For those already living with diabetes, effective management is essential to prevent complications. This involves monitoring blood sugar levels, taking prescribed medications, and adopting a healthy lifestyle. Furthermore, individuals with diabetes are encouraged to attend regular check-ups to assess their overall health and address any emerging concerns promptly.
In the grand scheme of health, it’s crucial to recognize the synergy between obesity and diabetes. The two conditions share a bidirectional relationship – obesity increases the risk of diabetes, and diabetes exacerbates the challenges of managing weight.
Navigating the Bidirectional Relationship

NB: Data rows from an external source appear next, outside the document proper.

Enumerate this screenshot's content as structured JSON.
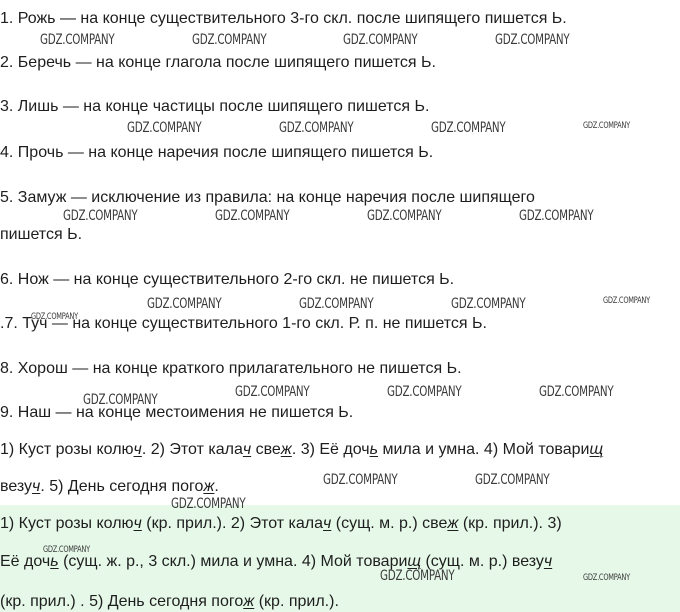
{
  "items": [
    "1. Рожь — на конце существительного 3-го скл. после шипящего пишется Ь.",
    "2. Беречь — на конце глагола после шипящего пишется Ь.",
    "3. Лишь — на конце частицы после шипящего пишется Ь.",
    "4. Прочь — на конце наречия после шипящего пишется Ь.",
    "5. Замуж — исключение из правила: на конце наречия после шипящего",
    "пишется Ь.",
    "6. Нож — на конце существительного 2-го скл. не пишется Ь.",
    "7. Туч — на конце существительного 1-го скл. Р. п. не пишется Ь.",
    "8. Хорош — на конце краткого прилагательного не пишется Ь.",
    "9. Наш — на конце местоимения не пишется Ь."
  ],
  "sentences": {
    "l1": [
      "1) Куст розы колю",
      "ч",
      ". 2) Этот кала",
      "ч",
      " све",
      "ж",
      ". 3) Её доч",
      "ь",
      " мила и умна. 4) Мой товари",
      "щ"
    ],
    "l2": [
      "везу",
      "ч",
      ". 5) День сегодня пого",
      "ж",
      "."
    ]
  },
  "answers": {
    "l1": [
      "1) Куст розы колю",
      "ч",
      " (кр. прил.). 2) Этот кала",
      "ч",
      " (сущ. м. р.) све",
      "ж",
      " (кр. прил.). 3)"
    ],
    "l2": [
      "Её доч",
      "ь",
      " (сущ. ж. р., 3 скл.) мила и умна. 4) Мой товари",
      "щ",
      " (сущ. м. р.) везу",
      "ч"
    ],
    "l3": [
      "(кр. прил.) . 5) День сегодня пого",
      "ж",
      " (кр. прил.)."
    ]
  },
  "watermark": "GDZ.COMPANY",
  "colors": {
    "answer_bg": "#e6f9e9",
    "text": "#1e1e1e"
  }
}
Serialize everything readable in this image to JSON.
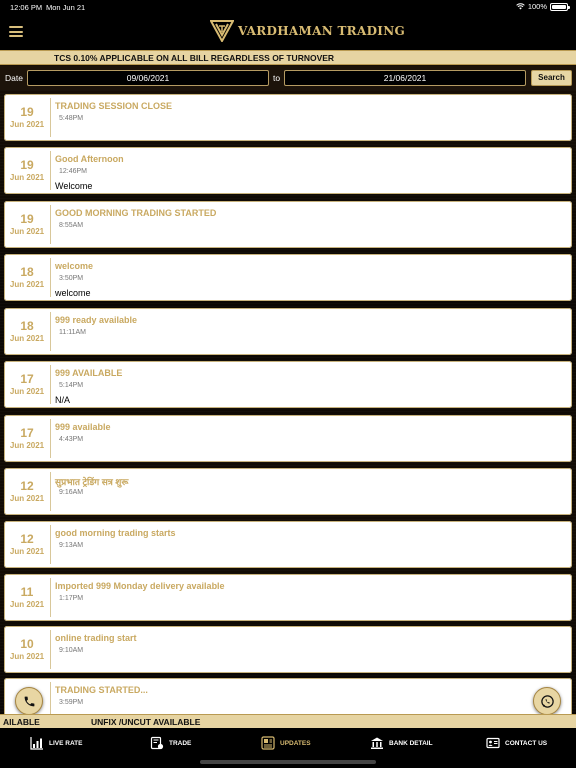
{
  "status_bar": {
    "time": "12:06 PM",
    "date": "Mon Jun 21",
    "battery": "100%"
  },
  "header": {
    "brand": "VARDHAMAN TRADING"
  },
  "ticker": {
    "text": "TCS 0.10% APPLICABLE ON ALL BILL REGARDLESS OF TURNOVER"
  },
  "filter": {
    "date_label": "Date",
    "from_date": "09/06/2021",
    "to_label": "to",
    "to_date": "21/06/2021",
    "search_label": "Search"
  },
  "updates": [
    {
      "day": "19",
      "month": "Jun 2021",
      "title": "TRADING SESSION CLOSE",
      "time": "5:48PM",
      "message": ""
    },
    {
      "day": "19",
      "month": "Jun 2021",
      "title": "Good Afternoon",
      "time": "12:46PM",
      "message": "Welcome"
    },
    {
      "day": "19",
      "month": "Jun 2021",
      "title": "GOOD MORNING TRADING STARTED",
      "time": "8:55AM",
      "message": ""
    },
    {
      "day": "18",
      "month": "Jun 2021",
      "title": "welcome",
      "time": "3:50PM",
      "message": "welcome"
    },
    {
      "day": "18",
      "month": "Jun 2021",
      "title": "999 ready available",
      "time": "11:11AM",
      "message": ""
    },
    {
      "day": "17",
      "month": "Jun 2021",
      "title": "999 AVAILABLE",
      "time": "5:14PM",
      "message": "N/A"
    },
    {
      "day": "17",
      "month": "Jun 2021",
      "title": "999 available",
      "time": "4:43PM",
      "message": ""
    },
    {
      "day": "12",
      "month": "Jun 2021",
      "title": "सुप्रभात ट्रेडिंग सत्र शुरू",
      "time": "9:16AM",
      "message": ""
    },
    {
      "day": "12",
      "month": "Jun 2021",
      "title": "good morning trading starts",
      "time": "9:13AM",
      "message": ""
    },
    {
      "day": "11",
      "month": "Jun 2021",
      "title": "Imported 999 Monday delivery available",
      "time": "1:17PM",
      "message": ""
    },
    {
      "day": "10",
      "month": "Jun 2021",
      "title": "online trading start",
      "time": "9:10AM",
      "message": ""
    },
    {
      "day": "",
      "month": "",
      "title": "TRADING STARTED...",
      "time": "3:59PM",
      "message": ""
    }
  ],
  "bottom_ticker": {
    "text_left": "AILABLE",
    "text_right": "UNFIX /UNCUT AVAILABLE"
  },
  "tabs": [
    {
      "label": "LIVE RATE",
      "icon": "chart-icon"
    },
    {
      "label": "TRADE",
      "icon": "trade-icon"
    },
    {
      "label": "UPDATES",
      "icon": "updates-icon",
      "active": true
    },
    {
      "label": "BANK DETAIL",
      "icon": "bank-icon"
    },
    {
      "label": "CONTACT US",
      "icon": "contact-icon"
    }
  ],
  "colors": {
    "accent_gold": "#c9a961",
    "ticker_bg": "#e6d4a2",
    "header_bg": "#000000"
  }
}
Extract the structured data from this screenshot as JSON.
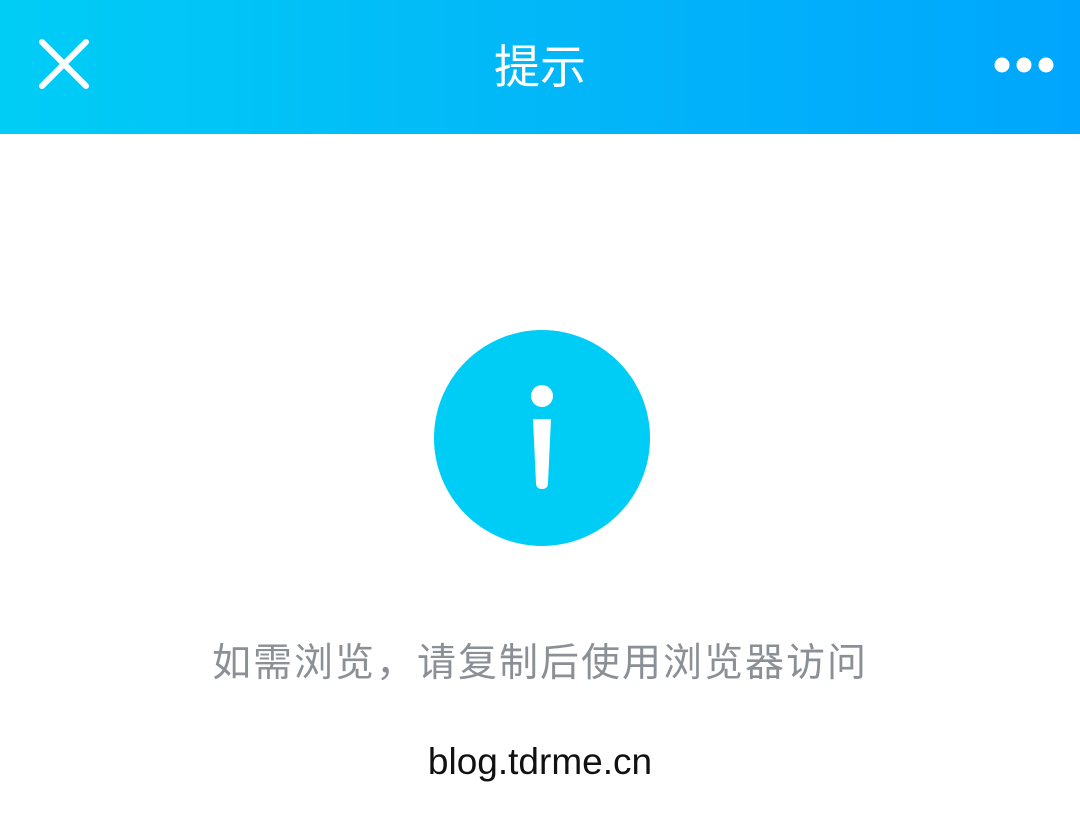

Obesity contributes to insulin resistance, a precursor to Type 2 diabetes. The excess fat, particularly visceral fat, releases substances that interfere with the body’s ability to regulate insulin. This not only heightens the risk of developing diabetes but also complicates its management.
Conversely, diabetes can contribute to weight gain, creating a challenging cycle for individuals. The insulin imbalance in diabetes can lead to increased fat storage, especially around the abdomen. This weight gain further exacerbates insulin resistance, creating a feedback loop that poses difficulties in achieving and maintaining a healthy weight.
Breaking the Cycle
Breaking the cycle of obesity and diabetes requires a holistic approach that addresses both conditions simultaneously. Lifestyle modifications, including a well-balanced diet and regular exercise, are fundamental in managing and preventing obesity and diabetes. These changes not only promote weight loss but also enhance insulin sensitivity, laying the foundation for better overall health.
As we conclude our exploration of diabetes, its causes, symptoms, and the link with obesity, it’s crucial to emphasize the significance of education and awareness. Simple lifestyle changes, when embraced proactively, can make a substantial impact on preventing and managing diabetes.
Important FAQs about Diabetes and Obesity:
1. Can you get rid of diabetes by changing how you live?
Yes, sometimes you can improve or even reverse Type 2 diabetes by making lifestyle changes. This includes eating better, exercising regularly, and managing your weight. It’s important to work with your healthcare team to find the right approach for you.
2. Does all kinds of obesity lead to diabetes?
Being overweight does increase the risk of diabetes, but where you carry the extra weight matters. If you have more fat around your belly, it’s linked more strongly to the risk of Type 2 diabetes. So, it’s not just about how much you weigh, but also where the extra weight is.
3. Can kids get diabetes from being overweight?
Yes, unfortunately. More kids are getting Type 2 diabetes because of unhealthy habits like not exercising enough and eating poorly. Encouraging healthy eating and exercise is crucial to prevent and manage diabetes in children.
4. Does stress affect diabetes and obesity?
Yes, stress can lead to unhealthy habits like overeating, which can contribute to weight gain and increase the risk of diabetes. Long-term stress can also affect hormones that control blood sugar. Managing stress through techniques like relaxation and mindfulness can help your overall health.
5. Is there a family connection to diabetes and obesity?
Yes, your family history can influence your risk for both diabetes and obesity. Some people might be more likely to get these conditions because of their genes. However, lifestyle choices like what you eat and how active you are also play a big part. Understanding both your genes and your habits is important for staying healthy.
Diabetes is an important part of the overall picture of health. It’s connected to why it happens, what signs to look for, and how it relates to being overweight. Knowing how these things work together helps people have more control over their health. Whether it’s doing things to prevent diabetes or actively managing it, the first step to living without diabetes is learning about it and making a promise to live a healthier life.